RIMS Advocacy Newsletter
U.S. Congress Passes $2 Trillion Economic Stimulus Package
After five days of negotiations and intensified tensions on Capitol Hill, Members of Congress and the White House have reached a deal on a massive $2 trillion economic stimulus package designed to help American workers, small businesses and hospitals due to the coronavirus pandemic.
Below is a summary of the key provision in the bill relevant to RIMS members. Here is a link to the full bill. Please contact RIMS Director of Government Relations Whitney Craig at firstname.lastname@example.org for any questions.
Key Provisions of the CARES Act
- Small Business Interruption Loans The bill would expand the eligibility for small businesses (those under 500 employees) to receive a loan of up to $10 million under the Small Business Act. Loans can be used for payroll as well as paid sick,
medical, or family leave, costs related to the continuation of group health care benefits, mortgage payments and rent, utilities, and other debts. Loans could also be extended to sole proprietors, independent contractors and self-employed persons.
No collateral would be required, nor any personal guarantee. Loans are eligible for forgiveness if they meet specific criteria.
- Payroll Tax Credit For Employers Employers are eligible for a 50 percent refundable payroll tax credit on wages paid up to $10,000 during the crisis. The credit would be available to employers whose businesses were disrupted due to virus shutdowns
and those that had a decrease in gross receipts of 50 percent or more when compared to the same quarter last year. The credit can be claimed for employees who are retained but not currently working due to the crisis for firms with more than 100
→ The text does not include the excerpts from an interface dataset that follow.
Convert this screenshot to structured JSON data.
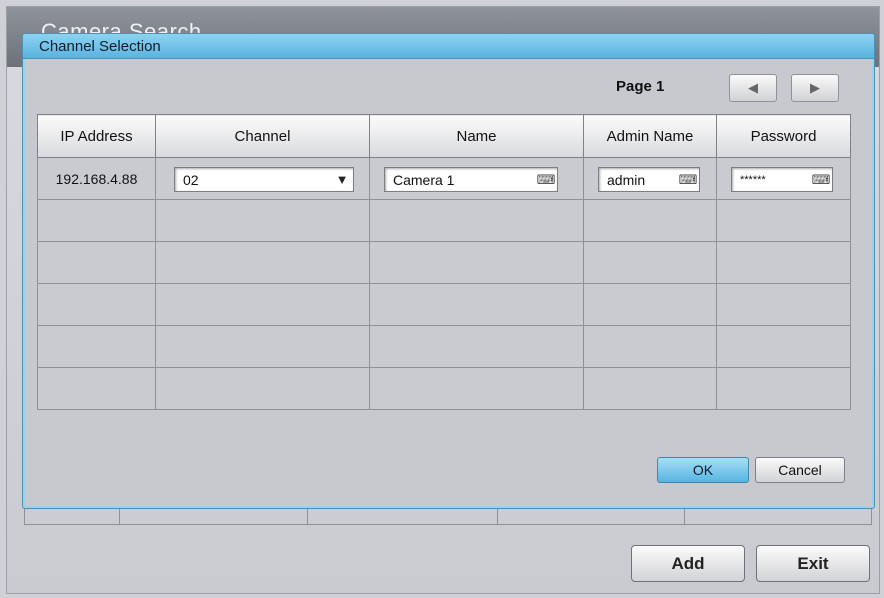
{
  "background_window": {
    "title": "Camera Search",
    "add_label": "Add",
    "exit_label": "Exit"
  },
  "dialog": {
    "title": "Channel Selection",
    "page_label": "Page 1",
    "prev_icon": "triangle-left-icon",
    "next_icon": "triangle-right-icon",
    "columns": [
      "IP Address",
      "Channel",
      "Name",
      "Admin Name",
      "Password"
    ],
    "rows": [
      {
        "ip": "192.168.4.88",
        "channel": "02",
        "name": "Camera 1",
        "admin_name": "admin",
        "password": "******"
      }
    ],
    "empty_rows": 5,
    "ok_label": "OK",
    "cancel_label": "Cancel"
  },
  "colors": {
    "accent": "#5ab4df",
    "dialog_bg": "#c7c9ce"
  }
}
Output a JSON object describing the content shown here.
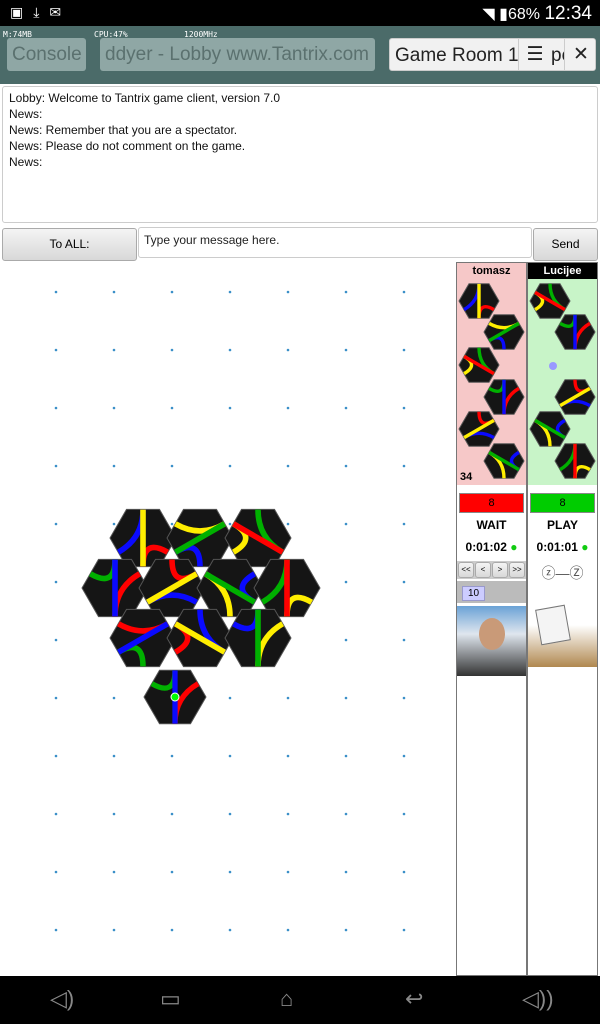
{
  "statusbar": {
    "battery": "68%",
    "time": "12:34",
    "icons": [
      "image-icon",
      "download-icon",
      "clipboard-check-icon",
      "wifi-icon",
      "battery-icon"
    ]
  },
  "header": {
    "memory": "M:74MB",
    "cpu": "CPU:47%",
    "freq": "1200MHz",
    "tabs": [
      {
        "label": "Console"
      },
      {
        "label": "ddyer - Lobby www.Tantrix.com"
      },
      {
        "label": "Game Room 1"
      }
    ],
    "overflow_text": "pe"
  },
  "chat": {
    "lines": [
      "Lobby: Welcome to Tantrix game client, version 7.0",
      "News:",
      "News: Remember that you are a spectator.",
      "News: Please do not comment on the game.",
      "News:"
    ]
  },
  "compose": {
    "to_label": "To ALL:",
    "placeholder": "Type your message here.",
    "send_label": "Send"
  },
  "players": [
    {
      "name": "tomasz",
      "count": "34",
      "score": "8",
      "score_color": "#ff0000",
      "state": "WAIT",
      "time": "0:01:02",
      "panel_color": "#f6c8c8"
    },
    {
      "name": "Lucijee",
      "score": "8",
      "score_color": "#00cc00",
      "state": "PLAY",
      "time": "0:01:01",
      "panel_color": "#c8f4c8"
    }
  ],
  "controls": {
    "nav": [
      "<<",
      "<",
      ">",
      ">>"
    ],
    "move_number": "10"
  }
}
employees, and for all employee wages for firms with 100 or fewer employees.
- Payroll Tax Payment Delays The bill would extend the time to submit payroll taxes. The extension for payroll tax would apply to the employer portion of self-employment taxes, too. The provision requires that the tax be paid over the next two years,
with half due by December 31, 2021, and the remainder due by December 31, 2022.
- Corporate Tax Payment Delays Corporations would get extra time to pay payroll taxes. The extension would apply to the employer portion of self-employment taxes, too.
- Unemployment Benefits For Workers The bill provides an additional $600 per week for up to four months in unemployment benefits for workers who are out of work; a temporary Pandemic Unemployment Assistance program would provide benefits for those not
traditionally eligible for unemployment benefits, including self-employed workers and independent contractors. The federal government will provide temporary full funding of the first week of regular unemployment for states with no waiting period
and extend UI benefits for an additional 13 weeks through December 31, 2020 after state UI benefits end.
- Special Rules For Retirement Accounts The bill would allow for tax-favored "coronavirus-related" distributions from certain retirement plans of up to $100,000 (the 10% early withdrawal penalty would not apply). Also, income attributable to those distributions would be subject to tax over three years (as opposed to one). Qualifying taxpayers would also be allowed to repay their retirement plans to make up for money withdrawn to pay coronavirus-related expenses (including loans and distributions).
States Introduce Covid-19-related Business Interruption Insurance Legislation
In the past few weeks, New Jersey, Massachusetts and Ohio have all introduced legislation that provides a framework for businesses that suffer business interruption loss due to the COVID-19 pandemic to recover from their insurer.
New Jersey led the way with bill A-3844, which would compel insurance companies to cover claims by New Jersey small business owners for damages resulting from interruption of their operations due to the COVID-19 state-of-emergency declaration by the Governor that forced them to shut down temporarily.
Following New Jersey’s example, the Ohio legislature introduced a bill, H.B. No. 589, which requires insurers who offer business interruption insurance to cover losses attributable to viruses and pandemics.
Finally, Massachusetts legislators introduced their own COVID-19 bill, S.D. 2888. This bill goes further than the New Jersey and Ohio bills, and explicitly mandates coverage even in the face of unambiguous policy language. It states that “no insurer may deny a claim for the loss of use and occupancy and business interruption on account of (i) COVID-19 being a virus (even if the relevant insurance policy excludes losses resulting from viruses)…”
As expected the insurance community is in opposition of these bills, however we expect to see more states introduce similar legislation in the coming months.
Congress Considers Pandemic Risk Backstop Legislation
Members of Congress have begun to take steps to address the economic concerns of businesses across the U.S. through the proposal of legislation entitled the Pandemic Risk Insurance Act of 2020 (“PRIA”). Congresswoman Maxine Waters (D-CA), Chairwoman of the House Financial Services Committee, initially included PRIA, comparing it to the Terrorism Risk Insurance Act (TRIA), in the March 18 Committee legislative package in response to the coronavirus pandemic.
If enacted, the goal of PRIA would be to provide a federal loss-sharing program for insurance claims relating to losses resulting from a certified pandemic or epidemic, like COVID-19. RIMS is involved in the discussions with Members of Congress and other stakeholders about PRIA and continues to monitor this and other legislation as a result of the coronavirus pandemic.